    6. Angrist, Joshua D, 2001. "Estimations of Limited Dependent Variable Models with Dummy Endogenous Regressors: Simple Strategies for Empirical Practice," Journal of Business & Economic Statistics, American Statistical Association, vol. 19(1), pages 2-16, January.
    7. Andrea Ichino & Regina T. Riphahn, 2005. "The Effect of Employment Protection on Worker Effort: Absenteeism During and After Probation," Journal of the European Economic Association, MIT Press, vol. 3(1), pages 120-143, March.
    8. Rigmar Osterkamp & Oliver Röhn, 2007. "Being on Sick Leave: Possible Explanations for Differences of Sick-leave Days Across Countries," CESifo Economic Studies, CESifo, vol. 53(1), pages 97-114, March.
    9. Barmby, Tim & Sessions, John G & Treble, John G, 1994. " Absenteeism, Efficiency Wages and Shirking," Scandinavian Journal of Economics, Wiley Blackwell, vol. 96(4), pages 561-566.
    Full references (including those not matched with items on IDEAS)


    Citations are extracted by the CitEc Project, subscribe to its RSS feed for this item.

    Cited by:

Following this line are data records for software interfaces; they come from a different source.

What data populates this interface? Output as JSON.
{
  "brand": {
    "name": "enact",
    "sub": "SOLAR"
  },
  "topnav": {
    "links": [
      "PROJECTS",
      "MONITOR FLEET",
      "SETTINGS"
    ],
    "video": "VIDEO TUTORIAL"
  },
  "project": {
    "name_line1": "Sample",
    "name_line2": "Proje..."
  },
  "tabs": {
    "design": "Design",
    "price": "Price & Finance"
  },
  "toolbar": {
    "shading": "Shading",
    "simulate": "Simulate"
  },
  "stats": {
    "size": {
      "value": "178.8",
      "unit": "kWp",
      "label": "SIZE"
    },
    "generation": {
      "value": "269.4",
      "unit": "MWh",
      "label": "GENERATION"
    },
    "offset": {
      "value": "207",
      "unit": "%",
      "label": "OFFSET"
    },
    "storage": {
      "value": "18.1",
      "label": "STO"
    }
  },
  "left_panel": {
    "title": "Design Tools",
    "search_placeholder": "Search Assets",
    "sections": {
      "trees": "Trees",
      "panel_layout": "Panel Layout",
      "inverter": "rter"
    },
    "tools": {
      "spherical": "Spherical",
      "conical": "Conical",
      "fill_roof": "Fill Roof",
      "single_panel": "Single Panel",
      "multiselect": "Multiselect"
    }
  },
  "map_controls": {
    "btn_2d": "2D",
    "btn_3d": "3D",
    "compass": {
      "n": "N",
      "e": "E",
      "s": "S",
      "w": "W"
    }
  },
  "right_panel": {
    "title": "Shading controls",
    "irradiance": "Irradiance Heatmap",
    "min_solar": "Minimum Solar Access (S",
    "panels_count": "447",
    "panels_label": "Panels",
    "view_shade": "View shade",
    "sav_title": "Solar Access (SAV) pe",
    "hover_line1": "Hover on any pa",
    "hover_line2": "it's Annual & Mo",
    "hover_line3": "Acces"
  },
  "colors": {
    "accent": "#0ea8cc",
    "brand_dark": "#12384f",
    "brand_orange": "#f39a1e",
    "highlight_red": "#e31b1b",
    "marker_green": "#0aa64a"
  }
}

    1. Christian Pfeifer, 2014. "Base Salaries, Bonus Payments, and Work Absence among Managers in a German Company," Scottish Journal of Political Economy, Scottish Economic Society, vol. 61(5), pages 523-536, November.
    2. Verardi Vincenzo & Wagner Joachim, 2011. "Robust Estimation of Linear Fixed Effects Panel Data Models with an Application to the Exporter Productivity Premium," Journal of Economics and Statistics (Jahrbuecher fuer Nationaloekonomie und Statistik), De Gruyter, vol. 231(4), pages 546-557, August.


    All material on this site has been provided by the respective publishers and authors. You can help correct errors and omissions. When requesting a correction, please mention this item's handle: RePEc:jns:jbstat:v:230:y:2010:i:1:p:77-91. See general information about how to correct material in RePEc.

    For technical questions regarding this item, or to correct its authors, title, abstract, bibliographic or download information, contact: (Peter Golla). General contact details of provider: .

    If you have authored this item and are not yet registered with RePEc, we encourage you to do it here. This allows to link your profile to this item. It also allows you to accept potential citations to this item that we are uncertain about.

    If CitEc recognized a reference but did not link an item in RePEc to it, you can help with this form .

    If you know of missing items citing this one, you can help us creating those links by adding the relevant references in the same way as above, for each refering item. If you are a registered author of this item, you may also want to check the "citations" tab in your RePEc Author Service profile, as there may be some citations waiting for confirmation.

    Please note that corrections may take a couple of weeks to filter through the various RePEc services.

    IDEAS is a RePEc service hosted by the Research Division of the Federal Reserve Bank of St. Louis . RePEc uses bibliographic data supplied by the respective publishers.